According to researchers GfK, the number of first-time buyers has halved in the course of the last five years and is now at its lowest level for at least 20 years. A mere 7% of the mortgages arranged last month by leading broker John Charcol were for those who are first-time buyers.
Not only is it difficult for first-time buyers to obtain the high loans to value (LTVs) that they typically need to get on the housing ladder, but they are likely to pay more where they can borrow.
Banking market researchers Defaqto warn that the norm is for higher LTVs to be costly - adding as much as 2% to the interest rates, which works out at an extra £3,000 a year on a £150,000 mortgage.
"The keenest rates are for those seeking a mortgage of less than 75% LTV," says Defaqto's David Black. "Mortgages permitting 90% LTV are significantly more expensive. First-time buyers are particularly hard hit, as they need a substantial deposit merely to get on the housing ladder and a significantly larger deposit to access the best rates."
But there are now signs of a greater willingness to lend a higher share of the necessary capital for home purchases.
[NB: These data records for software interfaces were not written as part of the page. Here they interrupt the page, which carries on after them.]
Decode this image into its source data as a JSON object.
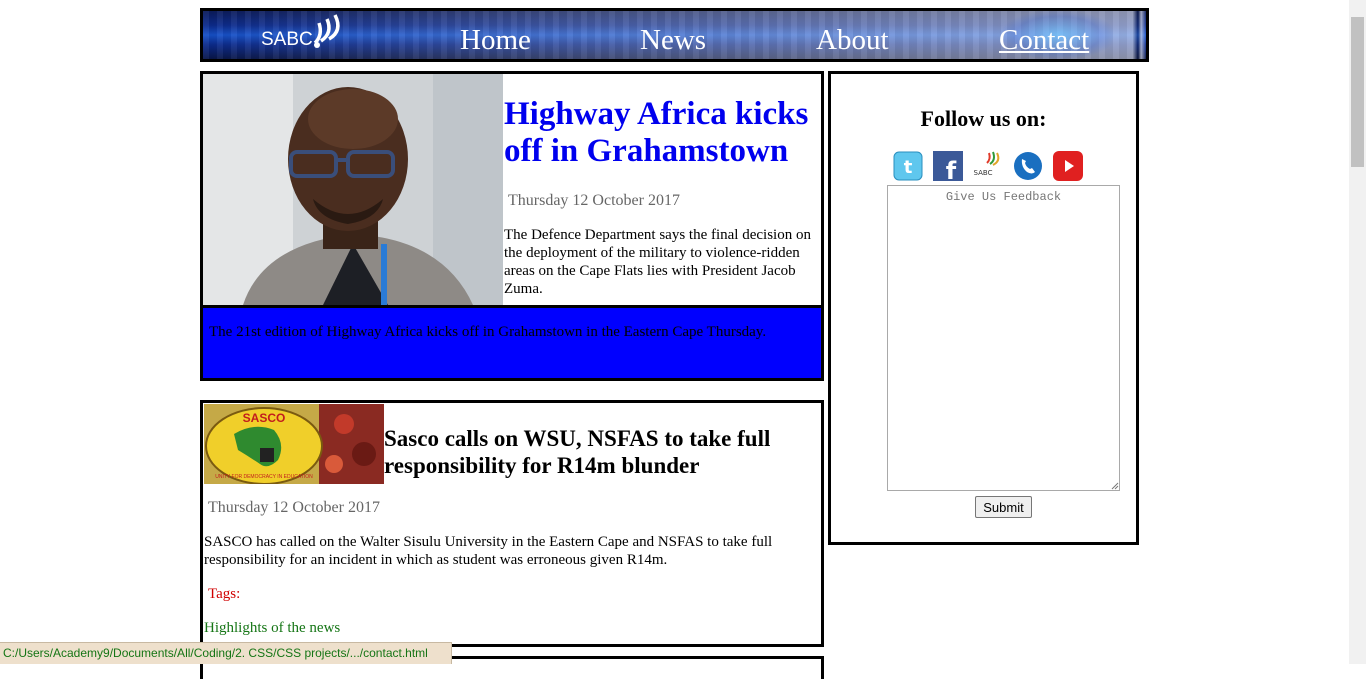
{
  "nav": {
    "logo_text": "SABC",
    "items": [
      {
        "label": "Home"
      },
      {
        "label": "News"
      },
      {
        "label": "About"
      },
      {
        "label": "Contact"
      }
    ]
  },
  "article1": {
    "title": "Highway Africa kicks off in Grahamstown",
    "date": "Thursday 12 October 2017",
    "body": "The Defence Department says the final decision on the deployment of the military to violence-ridden areas on the Cape Flats lies with President Jacob Zuma.",
    "banner": "The 21st edition of Highway Africa kicks off in Grahamstown in the Eastern Cape Thursday."
  },
  "article2": {
    "thumb_text": "SASCO",
    "thumb_motto": "UNITY FOR DEMOCRACY IN EDUCATION",
    "title": "Sasco calls on WSU, NSFAS to take full responsibility for R14m blunder",
    "date": "Thursday 12 October 2017",
    "body": "SASCO has called on the Walter Sisulu University in the Eastern Cape and NSFAS to take full responsibility for an incident in which as student was erroneous given R14m.",
    "tags_label": "Tags:",
    "highlights": "Highlights of the news"
  },
  "sidebar": {
    "follow_title": "Follow us on:",
    "socials": [
      "twitter-icon",
      "facebook-icon",
      "sabc-icon",
      "phone-icon",
      "youtube-icon"
    ],
    "feedback_placeholder": "Give Us Feedback",
    "submit_label": "Submit"
  },
  "statusbar": {
    "url": "C:/Users/Academy9/Documents/All/Coding/2. CSS/CSS projects/.../contact.html"
  },
  "colors": {
    "title_blue": "#0000ee",
    "banner_blue": "#0000ff",
    "tags_red": "#d00000",
    "highlights_green": "#157515"
  }
}
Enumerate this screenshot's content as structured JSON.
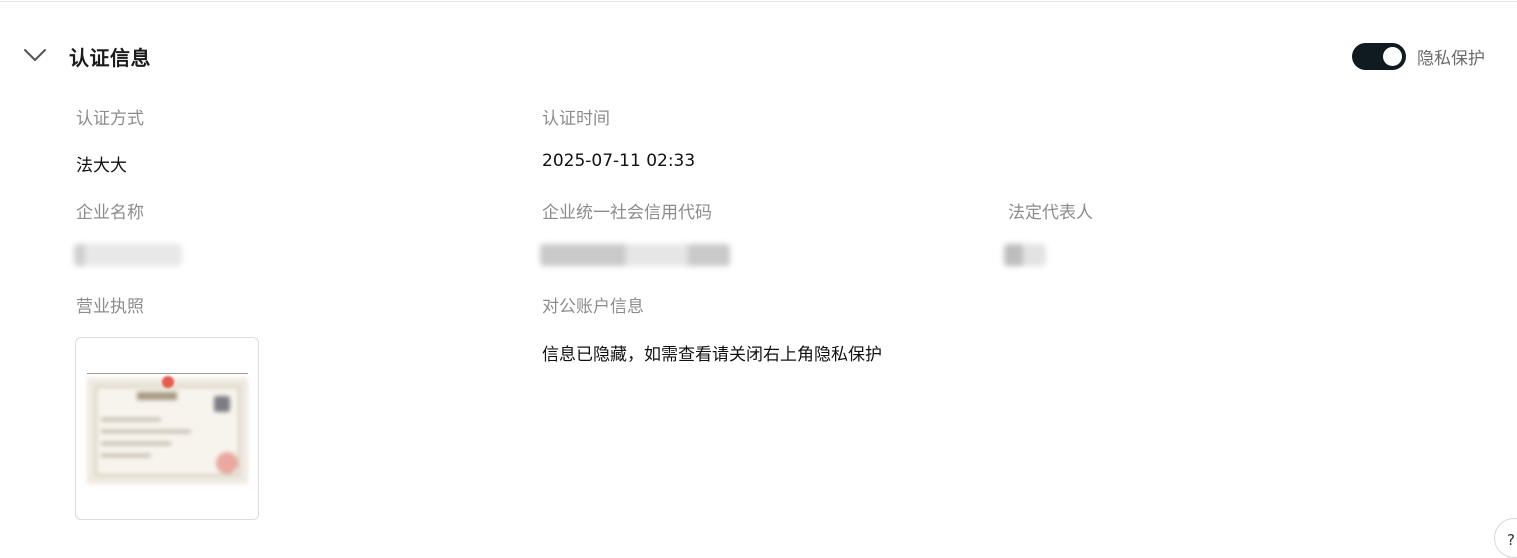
{
  "section": {
    "title": "认证信息",
    "privacy_label": "隐私保护",
    "privacy_enabled": true
  },
  "fields": {
    "auth_method": {
      "label": "认证方式",
      "value": "法大大"
    },
    "auth_time": {
      "label": "认证时间",
      "value": "2025-07-11 02:33"
    },
    "company_name": {
      "label": "企业名称"
    },
    "credit_code": {
      "label": "企业统一社会信用代码"
    },
    "legal_rep": {
      "label": "法定代表人"
    },
    "business_license": {
      "label": "营业执照"
    },
    "corporate_account": {
      "label": "对公账户信息",
      "value": "信息已隐藏，如需查看请关闭右上角隐私保护"
    }
  },
  "help": {
    "glyph": "?"
  }
}
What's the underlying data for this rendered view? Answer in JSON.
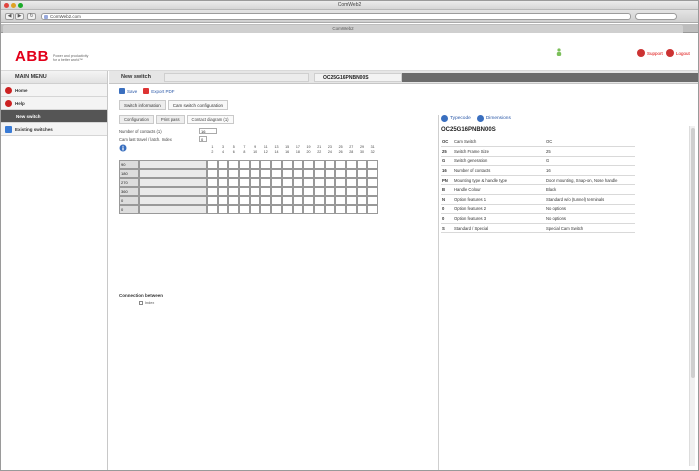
{
  "window": {
    "title": "ComWeb2",
    "tab_title": "ComWeb2"
  },
  "browser": {
    "url": "ComWeb2.com"
  },
  "header": {
    "logo": "ABB",
    "tagline_line1": "Power and productivity",
    "tagline_line2": "for a better world™",
    "links": [
      "Support",
      "Logout"
    ]
  },
  "sidebar": {
    "title": "MAIN MENU",
    "items": [
      {
        "label": "Home",
        "icon": "home-icon",
        "active": false
      },
      {
        "label": "Help",
        "icon": "help-icon",
        "active": false
      },
      {
        "label": "New switch",
        "icon": "",
        "active": true
      },
      {
        "label": "Existing switches",
        "icon": "folder-icon",
        "active": false
      }
    ]
  },
  "main": {
    "title": "New switch",
    "code": "OC25G16PNBN00S",
    "actions": [
      "Save",
      "Export PDF"
    ],
    "subtabs": [
      "Switch information",
      "Cam switch configuration"
    ],
    "inner_tabs": [
      "Configuration",
      "Print pass",
      "Contact diagram (1)"
    ],
    "fields": {
      "contacts_label": "Number of contacts (1)",
      "contacts_value": "16",
      "latching_label": "Cam last travel / latch. Index",
      "latching_value": "0"
    },
    "grid": {
      "row_labels": [
        "90",
        "180",
        "270",
        "360",
        "0",
        "0"
      ],
      "col_header_top": [
        "1",
        "3",
        "5",
        "7",
        "9",
        "11",
        "13",
        "15",
        "17",
        "19",
        "21",
        "23",
        "25",
        "27",
        "29",
        "31"
      ],
      "col_header_bottom": [
        "2",
        "4",
        "6",
        "8",
        "10",
        "12",
        "14",
        "16",
        "18",
        "20",
        "22",
        "24",
        "26",
        "28",
        "30",
        "32"
      ]
    },
    "connection_label": "Connection between",
    "connection_option": "Index"
  },
  "typecode": {
    "tabs": [
      "Typecode",
      "Dimensions"
    ],
    "code": "OC25G16PNBN00S",
    "rows": [
      {
        "code": "OC",
        "desc": "Cam Switch",
        "value": "OC"
      },
      {
        "code": "25",
        "desc": "Switch Frame Size",
        "value": "25"
      },
      {
        "code": "G",
        "desc": "Switch generation",
        "value": "G"
      },
      {
        "code": "16",
        "desc": "Number of contacts",
        "value": "16"
      },
      {
        "code": "PN",
        "desc": "Mounting type & handle type",
        "value": "Door mounting, Snap-on, Nose handle"
      },
      {
        "code": "B",
        "desc": "Handle Colour",
        "value": "Black"
      },
      {
        "code": "N",
        "desc": "Option features 1",
        "value": "Standard w/o (tunnel) terminals"
      },
      {
        "code": "0",
        "desc": "Option features 2",
        "value": "No options"
      },
      {
        "code": "0",
        "desc": "Option features 3",
        "value": "No options"
      },
      {
        "code": "S",
        "desc": "Standard / Special",
        "value": "Special Cam Switch"
      }
    ]
  },
  "colors": {
    "brand": "#e2001a",
    "active_sidebar": "#555555",
    "link": "#2a58a8"
  }
}
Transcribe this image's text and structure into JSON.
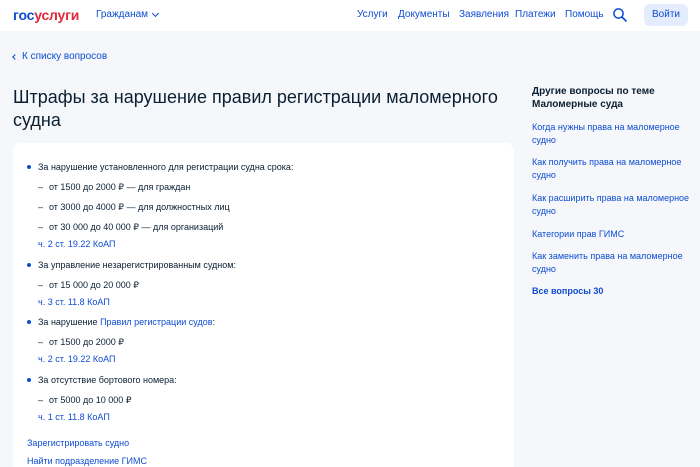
{
  "header": {
    "logo_part1": "гос",
    "logo_part2": "услуги",
    "audience": "Гражданам",
    "nav": [
      "Услуги",
      "Документы",
      "Заявления",
      "Платежи",
      "Помощь"
    ],
    "login": "Войти",
    "search_icon": "search-icon"
  },
  "back_link": "К списку вопросов",
  "title": "Штрафы за нарушение правил регистрации маломерного судна",
  "fines": [
    {
      "text": "За нарушение установленного для регистрации судна срока:",
      "items": [
        "от 1500 до 2000 ₽ — для граждан",
        "от 3000 до 4000 ₽ — для должностных лиц",
        "от 30 000 до 40 000 ₽ — для организаций"
      ],
      "law": "ч. 2 ст. 19.22 КоАП"
    },
    {
      "text": "За управление незарегистрированным судном:",
      "items": [
        "от 15 000 до 20 000 ₽"
      ],
      "law": "ч. 3 ст. 11.8 КоАП"
    },
    {
      "text_prefix": "За нарушение ",
      "text_link": "Правил регистрации судов",
      "text_suffix": ":",
      "items": [
        "от 1500 до 2000 ₽"
      ],
      "law": "ч. 2 ст. 19.22 КоАП"
    },
    {
      "text": "За отсутствие бортового номера:",
      "items": [
        "от 5000 до 10 000 ₽"
      ],
      "law": "ч. 1 ст. 11.8 КоАП"
    }
  ],
  "actions": [
    "Зарегистрировать судно",
    "Найти подразделение ГИМС"
  ],
  "sidebar": {
    "title": "Другие вопросы по теме Маломерные суда",
    "links": [
      "Когда нужны права на маломерное судно",
      "Как получить права на маломерное судно",
      "Как расширить права на маломерное судно",
      "Категории прав ГИМС",
      "Как заменить права на маломерное судно"
    ],
    "all": "Все вопросы 30"
  },
  "colors": {
    "accent": "#0d4cd3",
    "logo_red": "#e3283c",
    "text": "#0b1f33",
    "background": "#f5f7fa"
  }
}
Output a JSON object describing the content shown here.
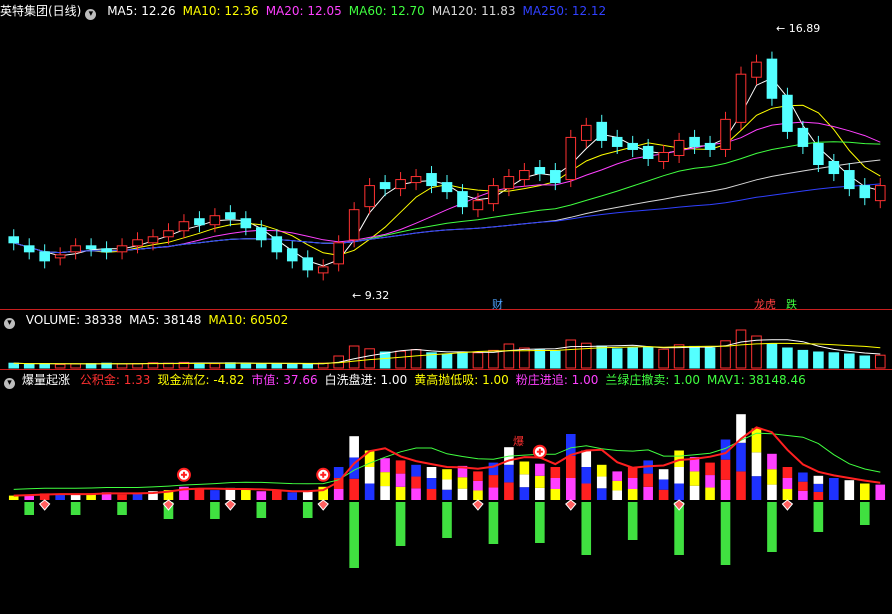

While only three 95% LTV mortgage products were available a year ago, now there are 19 mortgage products with 95% LTVs.
There are also big increases in the availability of mortgages offering 90%, 85%, and 75% LTVs. Both the merged Britannia/The Co-operative Bank and Santander's Abbey brand have just launched new 90% LTV mortgage products.
Michelle Slade of Moneyfacts says: "Lenders are becoming more active in the mortgage market, which is welcome news for borrowers, as increased competition is one of the overriding factors in driving rates downwards. A 25% deposit remains the benchmark for the majority of the most competitive deals.
"However, borrowers with a small deposit are increasingly getting access to a wider proportion of the market.
"The platform is developing for a resurgence in the mortgage market, but lending figures show that there is still a way to go before the market returns to any sort of normality."
Northern Bank has established itself as one of the lenders most willing to lend to first-time buyers and at high LTVs.
Danny Stinton, head of business planning at Northern Bank, explains: "We have retained our 100% LTV mortgage throughout 2009 and 2010 and we continue to do so. We're able to do this because we are and always have been a responsible lender.
"This means assessing every application individually so that both the bank and the customer are satisfied that the product is suitable for them and affordable, even if their circumstances or the interest rates change."
Mortgages generally are also becoming increasingly attractive.
Along with LTVs going up, average fixed rates have come down. Analysis by Moneyfacts shows that average rates for a five-year fixed-rate mortgage have fallen from 6.24% last August, to 5.85% now.
Average rates for a three-year fixed rate are now 5.34% and for a two-year fixed rate it is 4.63%. The best rates available are now down to 4.49% for long-term fixed rate (Co-operative Bank) and 2.39% variable rate (First Direct - see best buy charts).
There are also promising signs of innovation in the market. HSBC has just announced a Split Loan Mortgage, giving borrowers a third option when considering whether to opt for a fixed or a variable rate mortgage - they can do both.
Borrowers can choose to fix 25%, 50% or 75% of their loan, with the balance on a tracker initially set at the same interest rate as the fixed element.
The interest rate on the fixed element depends on both the LTV and the proportion of the loan that is fixed.
Other lenders - including the Coventry and Nationwide Building Societies - have also just launched new products and, in the case of the Nationwide, cut interest rates on some mortgage products. The outlook for the mortgage market is beginning to look more promising.
However, the Council of Mortgage Lenders warns any incoming government that they must not damage it by withdrawing government support programmes from the sector too quickly.